Requirement
Could you return the entire listing below exactly as written?

========================================

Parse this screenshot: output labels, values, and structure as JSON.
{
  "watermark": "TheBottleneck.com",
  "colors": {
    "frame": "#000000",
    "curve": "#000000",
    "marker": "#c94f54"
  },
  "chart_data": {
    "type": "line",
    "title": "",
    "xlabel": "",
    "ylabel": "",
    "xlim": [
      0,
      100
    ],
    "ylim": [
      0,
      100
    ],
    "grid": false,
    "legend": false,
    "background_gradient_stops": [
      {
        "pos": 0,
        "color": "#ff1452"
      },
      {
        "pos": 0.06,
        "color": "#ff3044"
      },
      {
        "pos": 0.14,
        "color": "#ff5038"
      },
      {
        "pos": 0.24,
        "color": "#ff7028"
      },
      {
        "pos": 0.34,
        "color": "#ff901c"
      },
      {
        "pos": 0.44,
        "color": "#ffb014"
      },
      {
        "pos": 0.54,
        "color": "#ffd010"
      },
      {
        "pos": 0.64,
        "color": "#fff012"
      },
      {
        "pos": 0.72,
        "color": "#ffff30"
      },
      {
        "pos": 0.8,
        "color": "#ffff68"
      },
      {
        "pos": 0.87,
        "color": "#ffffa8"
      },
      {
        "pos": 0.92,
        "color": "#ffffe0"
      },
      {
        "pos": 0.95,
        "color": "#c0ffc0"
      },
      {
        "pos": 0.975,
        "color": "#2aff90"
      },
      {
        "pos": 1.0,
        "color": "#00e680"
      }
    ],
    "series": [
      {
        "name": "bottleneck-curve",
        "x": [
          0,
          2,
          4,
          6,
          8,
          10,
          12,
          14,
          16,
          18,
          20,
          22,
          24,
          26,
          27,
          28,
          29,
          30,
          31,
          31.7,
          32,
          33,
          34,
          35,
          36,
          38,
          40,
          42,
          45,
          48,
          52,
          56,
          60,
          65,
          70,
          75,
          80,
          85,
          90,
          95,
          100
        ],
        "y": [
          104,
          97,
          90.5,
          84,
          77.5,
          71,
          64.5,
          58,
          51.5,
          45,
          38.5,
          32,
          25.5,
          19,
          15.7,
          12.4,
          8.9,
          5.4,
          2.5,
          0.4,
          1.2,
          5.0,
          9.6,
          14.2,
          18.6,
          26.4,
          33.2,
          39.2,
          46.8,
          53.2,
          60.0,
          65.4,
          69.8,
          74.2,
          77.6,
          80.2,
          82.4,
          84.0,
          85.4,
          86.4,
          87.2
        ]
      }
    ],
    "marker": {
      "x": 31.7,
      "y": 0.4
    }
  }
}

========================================

Answer to this problem
Parse this screenshot: output labels, values, and structure as JSON.
{
  "watermark": "TheBottleneck.com",
  "colors": {
    "frame": "#000000",
    "curve": "#000000",
    "marker": "#c94f54"
  },
  "chart_data": {
    "type": "line",
    "title": "",
    "xlabel": "",
    "ylabel": "",
    "xlim": [
      0,
      100
    ],
    "ylim": [
      0,
      100
    ],
    "grid": false,
    "legend": false,
    "background_gradient_stops": [
      {
        "pos": 0,
        "color": "#ff1452"
      },
      {
        "pos": 0.06,
        "color": "#ff3044"
      },
      {
        "pos": 0.14,
        "color": "#ff5038"
      },
      {
        "pos": 0.24,
        "color": "#ff7028"
      },
      {
        "pos": 0.34,
        "color": "#ff901c"
      },
      {
        "pos": 0.44,
        "color": "#ffb014"
      },
      {
        "pos": 0.54,
        "color": "#ffd010"
      },
      {
        "pos": 0.64,
        "color": "#fff012"
      },
      {
        "pos": 0.72,
        "color": "#ffff30"
      },
      {
        "pos": 0.8,
        "color": "#ffff68"
      },
      {
        "pos": 0.87,
        "color": "#ffffa8"
      },
      {
        "pos": 0.92,
        "color": "#ffffe0"
      },
      {
        "pos": 0.95,
        "color": "#c0ffc0"
      },
      {
        "pos": 0.975,
        "color": "#2aff90"
      },
      {
        "pos": 1.0,
        "color": "#00e680"
      }
    ],
    "series": [
      {
        "name": "bottleneck-curve",
        "x": [
          0,
          2,
          4,
          6,
          8,
          10,
          12,
          14,
          16,
          18,
          20,
          22,
          24,
          26,
          27,
          28,
          29,
          30,
          31,
          31.7,
          32,
          33,
          34,
          35,
          36,
          38,
          40,
          42,
          45,
          48,
          52,
          56,
          60,
          65,
          70,
          75,
          80,
          85,
          90,
          95,
          100
        ],
        "y": [
          104,
          97,
          90.5,
          84,
          77.5,
          71,
          64.5,
          58,
          51.5,
          45,
          38.5,
          32,
          25.5,
          19,
          15.7,
          12.4,
          8.9,
          5.4,
          2.5,
          0.4,
          1.2,
          5.0,
          9.6,
          14.2,
          18.6,
          26.4,
          33.2,
          39.2,
          46.8,
          53.2,
          60.0,
          65.4,
          69.8,
          74.2,
          77.6,
          80.2,
          82.4,
          84.0,
          85.4,
          86.4,
          87.2
        ]
      }
    ],
    "marker": {
      "x": 31.7,
      "y": 0.4
    }
  }
}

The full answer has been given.